Before we end with the last step to put the finishing touches on your service pages, let’s briefly recap what we’ve already learned:
- Focus on your customer’s needs to guide every decision you make for your service pages
- Make each service page unique; stay away from broad generalizations
- Keep your visual layout simple and easy to navigate
- Get right to the point on each page with clear and concise writing
- Add proof in the form of testimonials or data to build trust
The last step is an easy one with each of those ingredients in place: End on a call to action (CTA). Once you’ve drawn a prospective customer in, explained how you could solve their problems, made it easy for them to research your services, and proven that you’re the real deal, it’s time to close the sale.
If you’re a brick-and-mortar business, finish with a link through to your email address and/or phone number, where your new customer can contact you and get a quick response on how you can help them. You can also use it to send them to a contact form. Consulting or membership services can offer similar CTAs, such as a big “Join Us” or “Get In Touch” CTA button at the bottom of the page. You can use different visual elements – but it should be obvious.
Examples of Great Service Pages
To bring this together, let’s take a look at some great service pages from across the web:
770 Arborist’s service pages target their different variations well. They are a tree service company, but still use lot of pages to have detailed descriptions of different services.
Hootsuite ‘s entire homepage is a service page! It gets straight to the point of what they offer: A social media management system. Then, the top-aligned navigation bar makes it easy to research in greater depth about their products. Try it out on mobile and desktop to see how well they’ve optimized both experiences.
Paintzen does everything that we talked about in our own hypothetical painter’s page — explaining their services on their homepage and then linking to seven specific services through their top navigation bar via a dropdown menu.

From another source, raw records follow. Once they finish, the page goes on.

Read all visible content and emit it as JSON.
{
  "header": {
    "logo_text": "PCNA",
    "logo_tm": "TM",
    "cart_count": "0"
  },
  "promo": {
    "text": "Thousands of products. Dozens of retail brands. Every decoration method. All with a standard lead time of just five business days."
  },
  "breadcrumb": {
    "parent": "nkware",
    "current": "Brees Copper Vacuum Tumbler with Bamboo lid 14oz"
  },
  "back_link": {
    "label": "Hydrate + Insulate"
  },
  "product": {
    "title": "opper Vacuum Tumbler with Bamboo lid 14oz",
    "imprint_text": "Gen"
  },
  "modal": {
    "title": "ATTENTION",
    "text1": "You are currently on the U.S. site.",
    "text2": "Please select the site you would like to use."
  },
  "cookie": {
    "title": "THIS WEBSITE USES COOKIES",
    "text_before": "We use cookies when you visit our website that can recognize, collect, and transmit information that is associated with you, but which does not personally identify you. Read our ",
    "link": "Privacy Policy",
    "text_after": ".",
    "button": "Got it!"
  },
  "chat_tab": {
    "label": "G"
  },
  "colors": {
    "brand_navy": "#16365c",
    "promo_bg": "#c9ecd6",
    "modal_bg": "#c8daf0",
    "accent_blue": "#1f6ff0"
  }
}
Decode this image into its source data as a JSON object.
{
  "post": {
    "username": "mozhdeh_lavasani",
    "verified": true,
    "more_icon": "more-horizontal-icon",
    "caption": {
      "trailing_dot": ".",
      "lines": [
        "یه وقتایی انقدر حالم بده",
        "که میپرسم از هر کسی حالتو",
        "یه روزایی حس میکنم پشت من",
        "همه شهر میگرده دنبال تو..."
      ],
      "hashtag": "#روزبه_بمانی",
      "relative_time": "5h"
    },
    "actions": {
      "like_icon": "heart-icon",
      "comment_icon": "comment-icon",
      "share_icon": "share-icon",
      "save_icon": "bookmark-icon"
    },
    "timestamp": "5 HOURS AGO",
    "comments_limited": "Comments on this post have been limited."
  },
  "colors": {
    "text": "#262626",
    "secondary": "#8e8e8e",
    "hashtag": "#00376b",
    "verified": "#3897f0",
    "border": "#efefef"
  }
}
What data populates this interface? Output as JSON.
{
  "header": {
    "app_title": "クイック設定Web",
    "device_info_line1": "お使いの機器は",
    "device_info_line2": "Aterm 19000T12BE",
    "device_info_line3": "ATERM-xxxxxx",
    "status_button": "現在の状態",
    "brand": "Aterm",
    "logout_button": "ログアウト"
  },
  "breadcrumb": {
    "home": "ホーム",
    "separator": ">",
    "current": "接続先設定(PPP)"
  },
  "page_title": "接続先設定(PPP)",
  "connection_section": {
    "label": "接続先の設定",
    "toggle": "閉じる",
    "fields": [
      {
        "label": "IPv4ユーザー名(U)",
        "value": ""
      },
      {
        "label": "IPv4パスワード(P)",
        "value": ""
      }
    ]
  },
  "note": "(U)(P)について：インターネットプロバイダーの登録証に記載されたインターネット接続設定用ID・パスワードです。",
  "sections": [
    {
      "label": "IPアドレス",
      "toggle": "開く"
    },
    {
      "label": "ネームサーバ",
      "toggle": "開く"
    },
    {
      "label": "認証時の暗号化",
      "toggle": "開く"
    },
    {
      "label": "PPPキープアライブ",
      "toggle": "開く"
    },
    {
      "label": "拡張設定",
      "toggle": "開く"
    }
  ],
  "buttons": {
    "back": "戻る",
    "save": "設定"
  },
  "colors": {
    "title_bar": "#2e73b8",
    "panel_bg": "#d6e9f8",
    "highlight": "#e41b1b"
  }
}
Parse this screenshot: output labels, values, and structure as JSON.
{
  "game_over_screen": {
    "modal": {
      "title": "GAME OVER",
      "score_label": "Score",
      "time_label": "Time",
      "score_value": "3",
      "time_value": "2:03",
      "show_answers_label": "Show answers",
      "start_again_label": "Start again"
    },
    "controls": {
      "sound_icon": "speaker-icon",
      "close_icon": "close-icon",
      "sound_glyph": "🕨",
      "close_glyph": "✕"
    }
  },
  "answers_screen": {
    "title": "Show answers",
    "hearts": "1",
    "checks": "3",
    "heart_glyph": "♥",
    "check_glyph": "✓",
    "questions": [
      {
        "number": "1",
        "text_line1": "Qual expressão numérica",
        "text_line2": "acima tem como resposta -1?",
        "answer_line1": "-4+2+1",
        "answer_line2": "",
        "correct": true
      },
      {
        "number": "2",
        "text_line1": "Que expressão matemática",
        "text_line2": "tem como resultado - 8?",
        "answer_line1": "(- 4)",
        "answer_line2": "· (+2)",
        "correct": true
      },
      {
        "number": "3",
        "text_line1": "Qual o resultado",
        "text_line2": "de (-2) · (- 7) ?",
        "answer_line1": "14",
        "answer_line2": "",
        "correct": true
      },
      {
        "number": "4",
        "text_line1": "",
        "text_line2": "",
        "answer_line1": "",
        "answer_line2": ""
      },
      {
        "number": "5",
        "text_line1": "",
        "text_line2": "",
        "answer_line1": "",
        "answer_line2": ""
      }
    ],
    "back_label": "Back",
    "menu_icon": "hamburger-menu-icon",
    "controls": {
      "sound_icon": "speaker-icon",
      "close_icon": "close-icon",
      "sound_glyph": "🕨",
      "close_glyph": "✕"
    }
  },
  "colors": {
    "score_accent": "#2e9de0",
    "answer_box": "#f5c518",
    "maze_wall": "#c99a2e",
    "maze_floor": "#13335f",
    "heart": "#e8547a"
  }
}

Smith’s Plumbing Service in Memphis, TN, has a reasonably busy homepage, but their tasteful use of color and photos ties it all together. Likewise, their services bar is spot on, with exacting descriptions of everything they offer. And as you scroll down their page, a contact form appears on the right side of the screen, acting as a floating call to action. Neat!
Well, we’ve come to the end of another journey through website design best practices together. If you follow the steps outlined here as you build your business website service page, you’re almost guaranteed to find successful leads and attract more customers for your business.
But to tie everything together, you might want to check out a few of our other “best practices” pages –
- How to Build a Minimally Viable Website
- 404 Page Best Practices, Ideas, & Examples
- Contact Us Page Best Practices, Ideas & Examples
- Ecommerce Product Page Best Practices, Ideas, & Examples
- Effective About Us Page Design: Best Practices & Examples
- FAQ Page Best Practices, Ideas & Examples
- Homepage Best Practices, Ideas, & Examples
- How To Design a Website Layout w/ Best Practices & Examples
- Website Design Best Practices w/ Examples
- What Is A Web Design Color Palette and How Do I Make One?
- How Much Is A Website Per Year Explained
- 59+ Ways To Find Free Images For Commercial Use
- How to Improve Your Website Content
- How To Write A Meta Description For SEO
- How To Write A Title Tag For SEO
- Thank You Page Best Practices
- Landing Page Best Practices w/ Ideas & Examples